You’ve seen them around town, I’m sure.  Eye-popping magenta signs featuring acrobatic silhouettes and emblazoned with the words Pole Fitness.  Maybe you’ve rolled your eyes going past, or maybe you’ve ignored them.  Or, maybe you’re like me and, every time you’ve passed one of those discreet studios, you’ve wondered if you’d be any good at it.

Reader, I did it.  About a year ago, I signed up for a beginner’s pole dancing class, the kind that combines bumping and grinding with yoga and pilates, being offered in my neighbourhood.  This is the story of how I fell out of love with “pole fitness”.

I signed up for the class for a variety of reasons.  Some of them were stupid (“I feel so subversive!”), some of them were hopeful (“Maybe I’ll find other sex-positive, whore-supportive femmes here!”), and some of them were purely practical (“It’s around the corner from my house and has a defined schedule.  There are worse ways to Get Some Exercise™”).  Plus the twirling and spinning I’d done at their free promotional class had been a lot of fun.  So I decided to give it a go.

Fast forward four months, to a point where I’m not quite halfway through Level Two, and things are not going so well.  I’m sure you can imagine what I’d hoped to find:  I didn’t expect that the entire class would be first-year women’s studies students wanting to put their money where their mouths were, so to speak, and I hadn’t expected (though I would have loved) there to be plans afoot for a studio contingent at the December 17th memorial or in the local pride parade.  But seriously…  Was it too much to expect that people taking a pole dancing class would be willing to recognize sexwork as legitimate and sexworkers as complex human beings with lives outside of their jobs?

Apparently it was.

Week after week, I ran up against sex negativity, whorephobia, and internalized misogyny that I really hadn’t expected.  I mean, there we were, learning stripper moves and exchanging tips on where to find micro minis and platform shoes for cheap, but my teacher and (some of) my classmates were also talking about how it was okay to shake your tits for your Significant Other, but not for the general public, and pointing out their identification as “good girls”, “mommies”, and similar as opposed to strippers or pole-dancers.  Hell, calling it “pole fitness” and glossing over, skirting around, or outright denying the overt sexuality of the whole thing, can be lumped in there, too.

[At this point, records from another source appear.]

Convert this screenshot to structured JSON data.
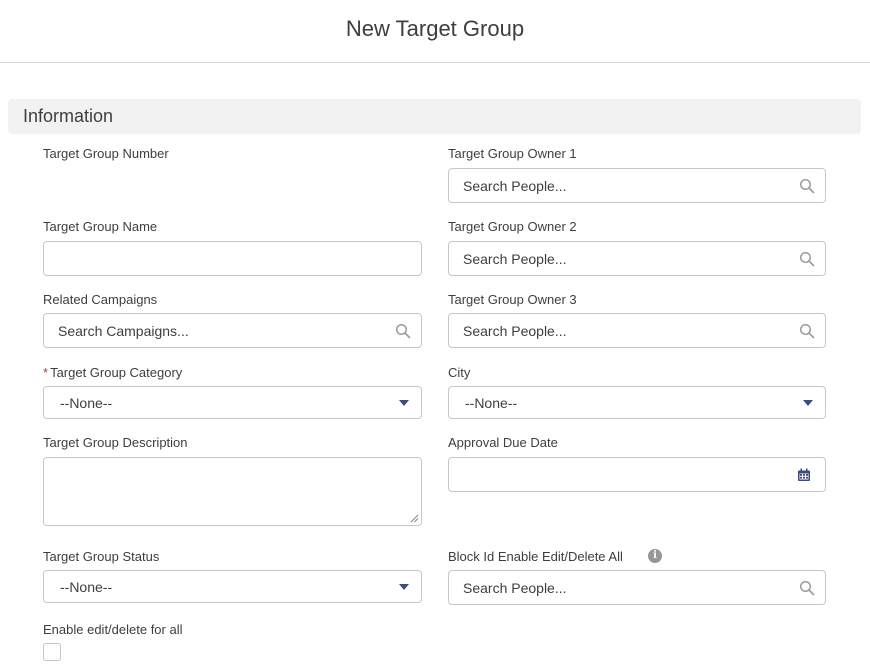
{
  "modal": {
    "title": "New Target Group"
  },
  "section": {
    "title": "Information"
  },
  "left": {
    "number_label": "Target Group Number",
    "name_label": "Target Group Name",
    "name_value": "",
    "campaigns_label": "Related Campaigns",
    "campaigns_placeholder": "Search Campaigns...",
    "category_required_mark": "*",
    "category_label": "Target Group Category",
    "category_value": "--None--",
    "description_label": "Target Group Description",
    "description_value": "",
    "status_label": "Target Group Status",
    "status_value": "--None--",
    "enable_label": "Enable edit/delete for all"
  },
  "right": {
    "owner1_label": "Target Group Owner 1",
    "owner1_placeholder": "Search People...",
    "owner2_label": "Target Group Owner 2",
    "owner2_placeholder": "Search People...",
    "owner3_label": "Target Group Owner 3",
    "owner3_placeholder": "Search People...",
    "city_label": "City",
    "city_value": "--None--",
    "approval_label": "Approval Due Date",
    "approval_value": "",
    "block_label": "Block Id Enable Edit/Delete All",
    "block_info_glyph": "i",
    "block_placeholder": "Search People..."
  },
  "icons": {
    "search": "search-icon",
    "calendar": "calendar-icon",
    "dropdown": "chevron-down-icon",
    "info": "info-icon"
  },
  "colors": {
    "required": "#c23934",
    "caret": "#3e4b7a",
    "calendar": "#3e4b7a"
  }
}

It’s not that I don’t understand why they were doing it.  I grew up with the virgin/whore dichotomy, too.  I get that, if you have a divide in your head between “good girls” and “bad girls” and have labeled “overt, unashamed, public sexuality” as a “bad girl” trait, but put yourself under the “good girl” heading, that there’s a certain amount of mental gymnastics you need to go through in order to maintain your self-designation as a “good girl” when you’ve just signed up to learn how to bump and grind.  So I get it.  But that doesn’t mean I like it.

Look.  I don’t know if I was the only dyke there but, using the broad, non-heteronormative sense of the word, I did feel very much like I was the only queer there.  The only one who’d managed, for the most part, to get past the cultural indoctrination that says slutty girls deserve to get raped, and that women’s bodies are for their husband’s eyes only.

I want to tell myself that this is a first step.  That blurring the line between “good girl” and “openly sexual (bad) girl” through pole-dancing in a work-out environment will get my former-class-mates a step closer to consciously claiming their active feminine sexual agency, the way writing porn got me comfortable with reading it.  I certainly hope that it is.

But, in the mean time, I’m not willing to put myself in a situation where I’m essentially paying for the privilege of hanging out with gals who have yet to examine theirs.  And I don’t want to do that.  So, much as I’d love to continue building upper-body strength through sexually suggestive dance moves… I’m going to have to do that on my own time.

– Cheers,

– Ms. Syren